Dennis Cassinelli: The burning of Lovelock Cave
Lovelock Cave is located 20 miles south of Lovelock and can be reached by traveling through the ranching area south of town. It’s best to look online for directions to the well maintained site. Lovelock Cave has been completely excavated by archaeologists and visitors are allowed to tour the cave on their own. There’s a restroom, shade and a short uphill trail to the cave entrance. Inside, there’s a viewing platform for visitors.
Lovelock Cave originally was excavated by Llewellyn Loud and Mark Harrington between 1911 and 1924. Their work is documented in the book they wrote, “Lovelock Cave.” Most of what we know about prehistoric Nevada we have learned from the archaeological work done at Lovelock Cave, Hidden Cave, Spirit Cave, Winnemucca Lake and a few other sites.
There are numerous legends and stories about fires being set either accidentally or intentionally inside Lovelock Cave. Excavations have revealed places where cooking fires have spread leaving ashes and burned areas. In some places, guano deposits have smoldered for many days. Paiute writer Sarah Winnemucca has written a book, “Life among the Paiutes,” in which she tells about battles that occurred many years ago when the interior of the cave was intentionally set on fire to kill or “smoke out” unfriendly people living there.

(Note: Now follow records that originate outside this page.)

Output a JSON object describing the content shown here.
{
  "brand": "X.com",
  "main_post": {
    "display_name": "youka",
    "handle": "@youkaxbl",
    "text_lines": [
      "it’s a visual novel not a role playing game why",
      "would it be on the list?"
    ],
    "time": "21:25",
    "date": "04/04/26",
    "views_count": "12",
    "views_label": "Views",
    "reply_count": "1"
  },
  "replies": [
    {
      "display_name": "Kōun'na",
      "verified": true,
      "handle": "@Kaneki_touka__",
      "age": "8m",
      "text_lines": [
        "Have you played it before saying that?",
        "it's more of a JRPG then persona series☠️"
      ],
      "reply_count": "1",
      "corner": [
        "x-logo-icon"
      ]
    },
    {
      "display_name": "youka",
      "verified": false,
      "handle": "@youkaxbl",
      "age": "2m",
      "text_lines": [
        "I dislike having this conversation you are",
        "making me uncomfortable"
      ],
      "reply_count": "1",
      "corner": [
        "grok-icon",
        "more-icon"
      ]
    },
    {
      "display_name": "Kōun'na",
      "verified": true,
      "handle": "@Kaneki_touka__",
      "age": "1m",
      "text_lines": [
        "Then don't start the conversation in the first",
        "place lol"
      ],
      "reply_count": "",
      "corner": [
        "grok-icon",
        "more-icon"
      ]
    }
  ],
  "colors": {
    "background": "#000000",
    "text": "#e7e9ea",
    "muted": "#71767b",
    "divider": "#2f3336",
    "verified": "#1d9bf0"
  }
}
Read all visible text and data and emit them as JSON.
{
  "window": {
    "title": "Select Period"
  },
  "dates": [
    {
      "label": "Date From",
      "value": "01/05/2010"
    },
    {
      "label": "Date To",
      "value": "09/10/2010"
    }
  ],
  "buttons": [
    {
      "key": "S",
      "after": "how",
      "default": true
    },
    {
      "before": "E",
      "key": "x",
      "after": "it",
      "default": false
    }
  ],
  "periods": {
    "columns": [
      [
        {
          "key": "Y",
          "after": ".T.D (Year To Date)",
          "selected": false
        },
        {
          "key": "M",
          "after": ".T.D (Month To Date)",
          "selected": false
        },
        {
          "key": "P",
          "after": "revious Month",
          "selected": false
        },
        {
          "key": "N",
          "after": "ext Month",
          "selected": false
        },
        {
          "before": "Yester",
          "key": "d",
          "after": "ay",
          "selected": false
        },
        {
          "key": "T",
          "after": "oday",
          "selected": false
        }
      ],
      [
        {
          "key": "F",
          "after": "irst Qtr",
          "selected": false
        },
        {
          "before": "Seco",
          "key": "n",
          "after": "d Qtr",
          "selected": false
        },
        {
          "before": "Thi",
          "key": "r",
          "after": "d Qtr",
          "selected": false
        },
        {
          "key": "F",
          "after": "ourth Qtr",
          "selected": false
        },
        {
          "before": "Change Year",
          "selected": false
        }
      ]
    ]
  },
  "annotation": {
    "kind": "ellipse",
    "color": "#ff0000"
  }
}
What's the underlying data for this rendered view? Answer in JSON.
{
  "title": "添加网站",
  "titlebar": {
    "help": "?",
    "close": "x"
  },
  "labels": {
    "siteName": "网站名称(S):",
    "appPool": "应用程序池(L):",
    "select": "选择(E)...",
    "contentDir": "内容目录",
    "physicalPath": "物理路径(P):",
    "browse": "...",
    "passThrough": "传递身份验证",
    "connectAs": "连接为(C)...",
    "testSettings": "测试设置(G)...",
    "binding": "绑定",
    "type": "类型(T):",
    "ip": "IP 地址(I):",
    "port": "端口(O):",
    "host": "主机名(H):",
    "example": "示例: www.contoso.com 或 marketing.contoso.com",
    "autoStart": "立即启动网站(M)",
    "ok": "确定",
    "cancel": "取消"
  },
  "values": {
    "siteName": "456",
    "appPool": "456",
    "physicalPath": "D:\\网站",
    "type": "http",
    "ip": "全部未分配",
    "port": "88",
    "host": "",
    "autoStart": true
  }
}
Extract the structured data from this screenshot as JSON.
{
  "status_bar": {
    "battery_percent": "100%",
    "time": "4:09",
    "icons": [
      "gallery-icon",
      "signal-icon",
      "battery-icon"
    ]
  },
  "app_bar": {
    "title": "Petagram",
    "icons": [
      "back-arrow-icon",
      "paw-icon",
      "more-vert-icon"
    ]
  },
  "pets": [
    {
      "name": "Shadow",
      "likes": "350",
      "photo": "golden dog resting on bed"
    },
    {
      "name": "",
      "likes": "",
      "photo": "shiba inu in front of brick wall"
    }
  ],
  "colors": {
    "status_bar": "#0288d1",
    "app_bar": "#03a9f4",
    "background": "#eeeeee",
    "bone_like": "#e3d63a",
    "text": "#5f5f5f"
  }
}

My discussion today is about another fire I believe happened in the cave several thousand years ago. In 1924, Mark Harrington drew a diagram he called the “stratigraphic section” showing the various layers he called “periods” as the depth increased to reach the bottom of the cave. He also described the artifacts found in each layer and was able to identify changes in types for each period. For example, the later periods had only bow and arrow artifacts. The transition periods had both bow and arrow and atlatl artifacts. Finally, the older periods had only atlatl artifacts. This tells us the atlatl preceded the invention of the bow and arrow as a weapon.
What really interests me about the diagram is the bottom layer, which is “a layer of ashes of various thickness.” This layer of ashes had to have been from a fire that happened before any of the other layers had been deposited. This means the layer of ashes is the oldest layer in the cave. To me, this indicates an earlier culture inhabited the cave some time between 3,000 and 10,000 years ago. This early man culture lived in the cave long enough to leave deposits of grasses, baskets, bones, hides and other organic material to a depth of several feet.
The day finally came after thousands of years, when the accumulated deposits left by this ancient culture finally caught fire to leave the layer of ashes shown on the diagram. This theory makes the age of habitation for Lovelock Cave similar to that of nearby Hidden Cave and Spirit Cave.
This article is by Dayton author and historian Dennis Cassinelli, who can be contacted on his blog at denniscassinelli.com. All Dennis’ books sold through this publication will be at a discount plus $3 for each shipment for postage and packaging.